> INSTRUCTIONS TO FOLLOW:
Set down a faithful copy of every record below, with no images.

[Stored items from a collection]
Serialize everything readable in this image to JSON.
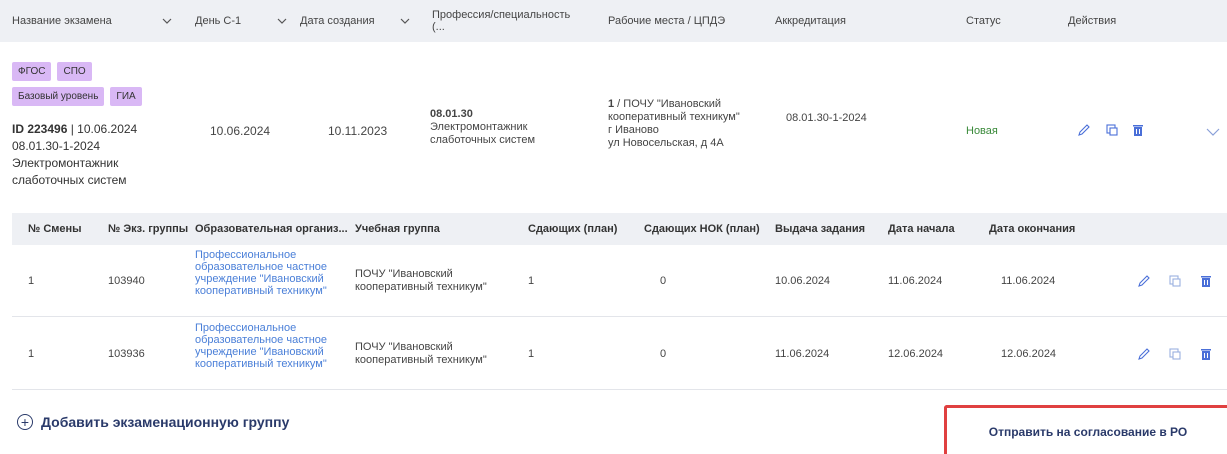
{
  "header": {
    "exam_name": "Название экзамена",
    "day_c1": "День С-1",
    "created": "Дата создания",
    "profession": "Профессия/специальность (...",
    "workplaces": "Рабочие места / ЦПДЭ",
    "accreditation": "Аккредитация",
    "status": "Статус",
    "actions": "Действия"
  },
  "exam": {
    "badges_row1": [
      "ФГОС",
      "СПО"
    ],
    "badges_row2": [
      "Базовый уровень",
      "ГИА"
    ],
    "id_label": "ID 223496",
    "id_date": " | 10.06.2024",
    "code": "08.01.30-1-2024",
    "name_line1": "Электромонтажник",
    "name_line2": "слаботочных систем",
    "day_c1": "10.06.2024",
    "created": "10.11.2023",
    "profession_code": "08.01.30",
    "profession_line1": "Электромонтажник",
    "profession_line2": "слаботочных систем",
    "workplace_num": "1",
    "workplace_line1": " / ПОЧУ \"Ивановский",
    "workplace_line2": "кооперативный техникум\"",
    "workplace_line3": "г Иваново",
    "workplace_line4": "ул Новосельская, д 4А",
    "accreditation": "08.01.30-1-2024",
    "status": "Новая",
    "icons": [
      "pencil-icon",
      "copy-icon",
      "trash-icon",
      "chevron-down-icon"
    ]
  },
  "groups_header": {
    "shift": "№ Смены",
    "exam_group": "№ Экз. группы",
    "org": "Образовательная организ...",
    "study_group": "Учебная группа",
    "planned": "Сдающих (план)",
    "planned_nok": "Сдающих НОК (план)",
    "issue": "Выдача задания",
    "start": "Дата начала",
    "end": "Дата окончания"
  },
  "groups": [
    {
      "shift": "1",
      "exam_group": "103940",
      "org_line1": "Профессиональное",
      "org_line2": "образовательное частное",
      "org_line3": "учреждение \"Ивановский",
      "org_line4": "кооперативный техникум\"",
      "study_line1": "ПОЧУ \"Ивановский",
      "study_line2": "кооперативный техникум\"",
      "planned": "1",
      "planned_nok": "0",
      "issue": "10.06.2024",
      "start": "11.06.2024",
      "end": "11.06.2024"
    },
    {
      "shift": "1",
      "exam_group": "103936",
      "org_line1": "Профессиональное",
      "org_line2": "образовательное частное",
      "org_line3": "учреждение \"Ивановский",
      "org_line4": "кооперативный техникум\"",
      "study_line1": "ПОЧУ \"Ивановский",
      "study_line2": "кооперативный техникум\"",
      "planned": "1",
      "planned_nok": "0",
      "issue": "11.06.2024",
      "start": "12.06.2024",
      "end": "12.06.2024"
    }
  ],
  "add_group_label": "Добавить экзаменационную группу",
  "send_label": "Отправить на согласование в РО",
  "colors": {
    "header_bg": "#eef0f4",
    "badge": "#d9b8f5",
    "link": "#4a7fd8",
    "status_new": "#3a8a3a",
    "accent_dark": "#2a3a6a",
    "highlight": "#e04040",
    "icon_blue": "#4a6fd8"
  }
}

> RESPONSE TO THIS TASK:
Serialize everything readable in this image to JSON.
{
  "header": {
    "exam_name": "Название экзамена",
    "day_c1": "День С-1",
    "created": "Дата создания",
    "profession": "Профессия/специальность (...",
    "workplaces": "Рабочие места / ЦПДЭ",
    "accreditation": "Аккредитация",
    "status": "Статус",
    "actions": "Действия"
  },
  "exam": {
    "badges_row1": [
      "ФГОС",
      "СПО"
    ],
    "badges_row2": [
      "Базовый уровень",
      "ГИА"
    ],
    "id_label": "ID 223496",
    "id_date": " | 10.06.2024",
    "code": "08.01.30-1-2024",
    "name_line1": "Электромонтажник",
    "name_line2": "слаботочных систем",
    "day_c1": "10.06.2024",
    "created": "10.11.2023",
    "profession_code": "08.01.30",
    "profession_line1": "Электромонтажник",
    "profession_line2": "слаботочных систем",
    "workplace_num": "1",
    "workplace_line1": " / ПОЧУ \"Ивановский",
    "workplace_line2": "кооперативный техникум\"",
    "workplace_line3": "г Иваново",
    "workplace_line4": "ул Новосельская, д 4А",
    "accreditation": "08.01.30-1-2024",
    "status": "Новая",
    "icons": [
      "pencil-icon",
      "copy-icon",
      "trash-icon",
      "chevron-down-icon"
    ]
  },
  "groups_header": {
    "shift": "№ Смены",
    "exam_group": "№ Экз. группы",
    "org": "Образовательная организ...",
    "study_group": "Учебная группа",
    "planned": "Сдающих (план)",
    "planned_nok": "Сдающих НОК (план)",
    "issue": "Выдача задания",
    "start": "Дата начала",
    "end": "Дата окончания"
  },
  "groups": [
    {
      "shift": "1",
      "exam_group": "103940",
      "org_line1": "Профессиональное",
      "org_line2": "образовательное частное",
      "org_line3": "учреждение \"Ивановский",
      "org_line4": "кооперативный техникум\"",
      "study_line1": "ПОЧУ \"Ивановский",
      "study_line2": "кооперативный техникум\"",
      "planned": "1",
      "planned_nok": "0",
      "issue": "10.06.2024",
      "start": "11.06.2024",
      "end": "11.06.2024"
    },
    {
      "shift": "1",
      "exam_group": "103936",
      "org_line1": "Профессиональное",
      "org_line2": "образовательное частное",
      "org_line3": "учреждение \"Ивановский",
      "org_line4": "кооперативный техникум\"",
      "study_line1": "ПОЧУ \"Ивановский",
      "study_line2": "кооперативный техникум\"",
      "planned": "1",
      "planned_nok": "0",
      "issue": "11.06.2024",
      "start": "12.06.2024",
      "end": "12.06.2024"
    }
  ],
  "add_group_label": "Добавить экзаменационную группу",
  "send_label": "Отправить на согласование в РО",
  "colors": {
    "header_bg": "#eef0f4",
    "badge": "#d9b8f5",
    "link": "#4a7fd8",
    "status_new": "#3a8a3a",
    "accent_dark": "#2a3a6a",
    "highlight": "#e04040",
    "icon_blue": "#4a6fd8"
  }
}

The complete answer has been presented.